| Task description |
Answer with one figure only, the number of lines below in which "CINEMA" occurs.

| Exercise inputs |
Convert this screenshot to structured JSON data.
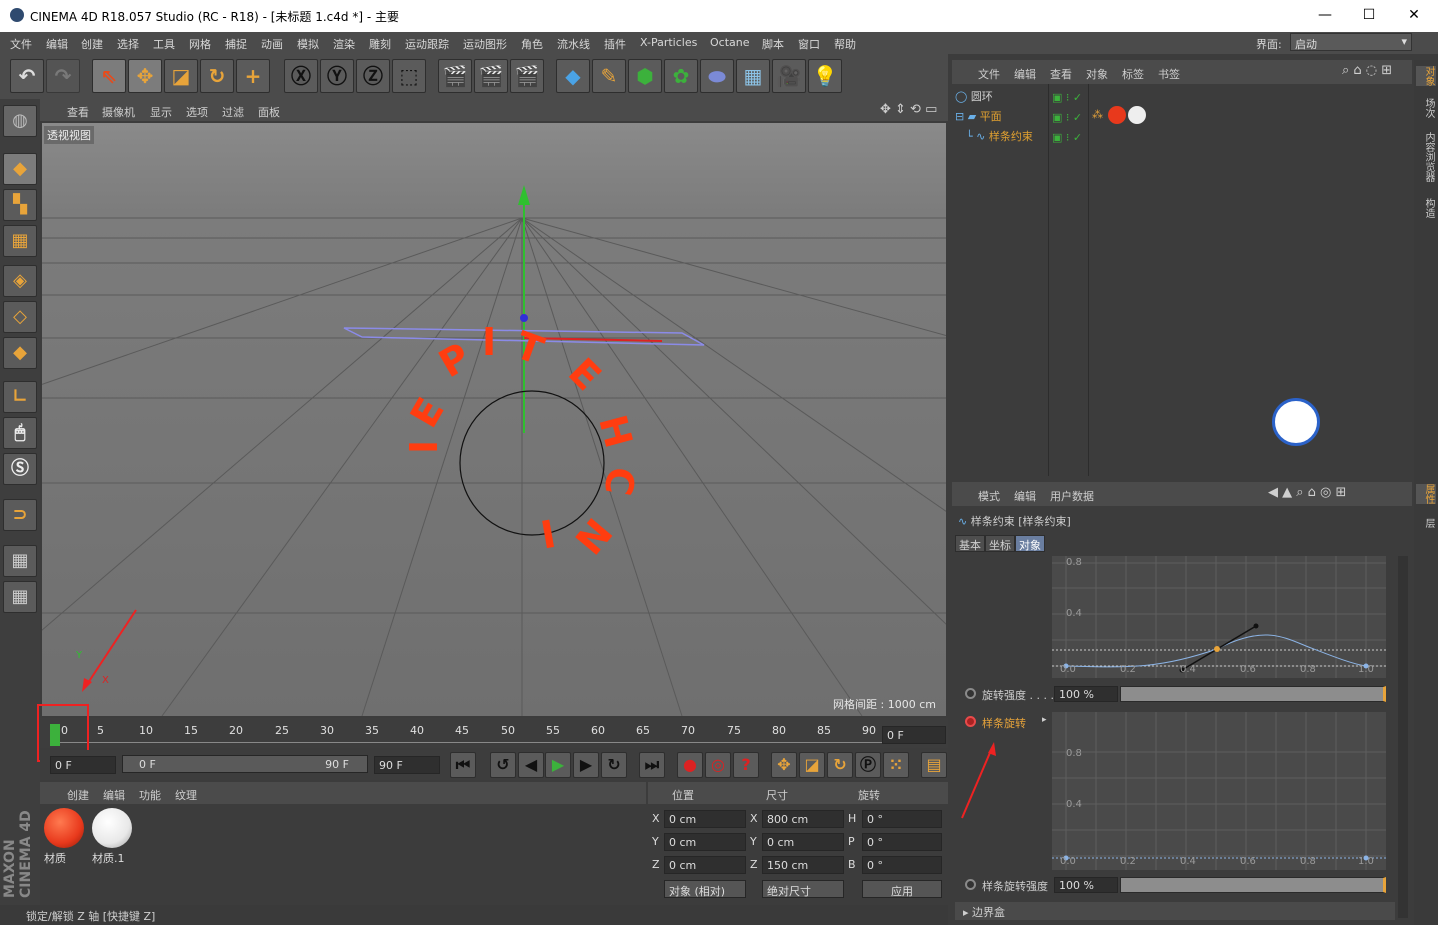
{
  "titlebar": {
    "title": "CINEMA 4D R18.057 Studio (RC - R18) - [未标题 1.c4d *] - 主要",
    "minimize": "—",
    "maximize": "☐",
    "close": "✕"
  },
  "menu": [
    "文件",
    "编辑",
    "创建",
    "选择",
    "工具",
    "网格",
    "捕捉",
    "动画",
    "模拟",
    "渲染",
    "雕刻",
    "运动跟踪",
    "运动图形",
    "角色",
    "流水线",
    "插件",
    "X-Particles",
    "Octane",
    "脚本",
    "窗口",
    "帮助"
  ],
  "layout": {
    "label": "界面:",
    "value": "启动"
  },
  "viewport": {
    "menu": [
      "查看",
      "摄像机",
      "显示",
      "选项",
      "过滤",
      "面板"
    ],
    "label": "透视视图",
    "grid_info": "网格间距 : 1000 cm",
    "axis_y": "Y",
    "axis_x": "X"
  },
  "timeline": {
    "ticks": [
      "0",
      "5",
      "10",
      "15",
      "20",
      "25",
      "30",
      "35",
      "40",
      "45",
      "50",
      "55",
      "60",
      "65",
      "70",
      "75",
      "80",
      "85",
      "90"
    ],
    "end_field": "0 F"
  },
  "controls": {
    "cur_frame": "0 F",
    "range_start": "0 F",
    "range_end": "90 F",
    "max_frame": "90 F"
  },
  "materials": {
    "menu": [
      "创建",
      "编辑",
      "功能",
      "纹理"
    ],
    "items": [
      {
        "name": "材质",
        "color": "#e8391c"
      },
      {
        "name": "材质.1",
        "color": "#ffffff"
      }
    ]
  },
  "coords": {
    "headers": [
      "位置",
      "尺寸",
      "旋转"
    ],
    "rows": [
      {
        "a": "X",
        "pos": "0 cm",
        "b": "X",
        "size": "800 cm",
        "c": "H",
        "rot": "0 °"
      },
      {
        "a": "Y",
        "pos": "0 cm",
        "b": "Y",
        "size": "0 cm",
        "c": "P",
        "rot": "0 °"
      },
      {
        "a": "Z",
        "pos": "0 cm",
        "b": "Z",
        "size": "150 cm",
        "c": "B",
        "rot": "0 °"
      }
    ],
    "mode": "对象 (相对)",
    "size_mode": "绝对尺寸",
    "apply": "应用"
  },
  "status": "锁定/解锁 Z 轴 [快捷键 Z]",
  "maxon": "MAXON CINEMA 4D",
  "objects": {
    "menu": [
      "文件",
      "编辑",
      "查看",
      "对象",
      "标签",
      "书签"
    ],
    "items": [
      "圆环",
      "平面",
      "样条约束"
    ]
  },
  "sidetabs": [
    "对象",
    "场次",
    "内容浏览器",
    "构造",
    "属性",
    "层"
  ],
  "attributes": {
    "menu": [
      "模式",
      "编辑",
      "用户数据"
    ],
    "title": "样条约束 [样条约束]",
    "tabs": [
      "基本",
      "坐标",
      "对象"
    ],
    "graph_labels_y": [
      "0.8",
      "0.4"
    ],
    "graph_labels_x": [
      "0.0",
      "0.2",
      "0.4",
      "0.6",
      "0.8",
      "1.0"
    ],
    "rot_strength": {
      "label": "旋转强度 . . . .",
      "value": "100 %"
    },
    "spline_rot": "样条旋转",
    "spline_rot_strength": {
      "label": "样条旋转强度",
      "value": "100 %"
    },
    "bbox": "边界盒"
  },
  "accent": "#e8a43a"
}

| Expected answer |
2